What is required: Scan the material below and copy every line holding the word "this".

Records to process:

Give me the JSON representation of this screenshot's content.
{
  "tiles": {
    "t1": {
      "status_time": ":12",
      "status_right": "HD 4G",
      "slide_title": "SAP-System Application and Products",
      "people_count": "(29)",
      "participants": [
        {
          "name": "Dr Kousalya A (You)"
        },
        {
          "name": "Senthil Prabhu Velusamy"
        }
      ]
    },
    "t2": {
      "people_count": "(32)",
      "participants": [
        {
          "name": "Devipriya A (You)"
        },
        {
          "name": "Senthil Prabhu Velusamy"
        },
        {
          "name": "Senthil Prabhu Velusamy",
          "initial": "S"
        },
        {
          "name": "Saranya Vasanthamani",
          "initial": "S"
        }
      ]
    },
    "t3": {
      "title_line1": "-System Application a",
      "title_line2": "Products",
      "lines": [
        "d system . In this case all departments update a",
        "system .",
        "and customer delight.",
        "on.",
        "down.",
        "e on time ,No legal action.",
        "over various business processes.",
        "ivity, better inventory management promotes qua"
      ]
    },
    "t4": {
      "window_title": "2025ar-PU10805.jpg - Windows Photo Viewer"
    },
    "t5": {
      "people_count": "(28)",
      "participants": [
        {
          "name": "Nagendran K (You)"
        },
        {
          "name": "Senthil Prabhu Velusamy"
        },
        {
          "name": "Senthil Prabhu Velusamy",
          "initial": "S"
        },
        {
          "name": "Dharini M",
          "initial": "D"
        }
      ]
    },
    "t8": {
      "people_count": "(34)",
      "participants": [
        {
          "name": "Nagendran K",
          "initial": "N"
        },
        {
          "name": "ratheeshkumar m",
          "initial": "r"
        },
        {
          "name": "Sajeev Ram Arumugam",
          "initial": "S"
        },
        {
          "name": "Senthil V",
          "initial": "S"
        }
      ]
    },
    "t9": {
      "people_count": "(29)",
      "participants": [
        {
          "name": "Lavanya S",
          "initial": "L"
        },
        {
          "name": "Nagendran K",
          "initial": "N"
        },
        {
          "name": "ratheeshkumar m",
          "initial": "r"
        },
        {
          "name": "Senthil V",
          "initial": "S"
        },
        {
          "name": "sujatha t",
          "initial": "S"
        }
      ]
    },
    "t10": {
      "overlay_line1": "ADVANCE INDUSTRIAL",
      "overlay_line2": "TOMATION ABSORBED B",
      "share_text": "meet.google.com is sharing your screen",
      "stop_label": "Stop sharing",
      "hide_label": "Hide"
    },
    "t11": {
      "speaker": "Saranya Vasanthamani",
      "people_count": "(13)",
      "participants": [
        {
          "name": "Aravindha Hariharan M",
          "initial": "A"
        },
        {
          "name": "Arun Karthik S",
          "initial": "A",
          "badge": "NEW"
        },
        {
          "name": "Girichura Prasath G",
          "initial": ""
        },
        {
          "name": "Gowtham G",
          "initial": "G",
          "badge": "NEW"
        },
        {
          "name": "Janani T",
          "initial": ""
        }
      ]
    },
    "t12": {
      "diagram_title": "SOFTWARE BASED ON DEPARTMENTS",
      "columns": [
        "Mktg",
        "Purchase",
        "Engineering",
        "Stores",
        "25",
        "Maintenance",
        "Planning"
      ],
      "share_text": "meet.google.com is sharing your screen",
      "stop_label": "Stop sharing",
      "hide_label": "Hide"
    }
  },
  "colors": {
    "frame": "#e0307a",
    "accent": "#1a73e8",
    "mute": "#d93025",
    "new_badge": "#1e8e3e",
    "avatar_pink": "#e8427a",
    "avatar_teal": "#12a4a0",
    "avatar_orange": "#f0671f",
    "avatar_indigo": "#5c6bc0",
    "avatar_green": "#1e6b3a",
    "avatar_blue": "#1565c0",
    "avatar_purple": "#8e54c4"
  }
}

Written answer:
Give me the JSON representation of this screenshot's content.
        "d system . In this case all departments update a",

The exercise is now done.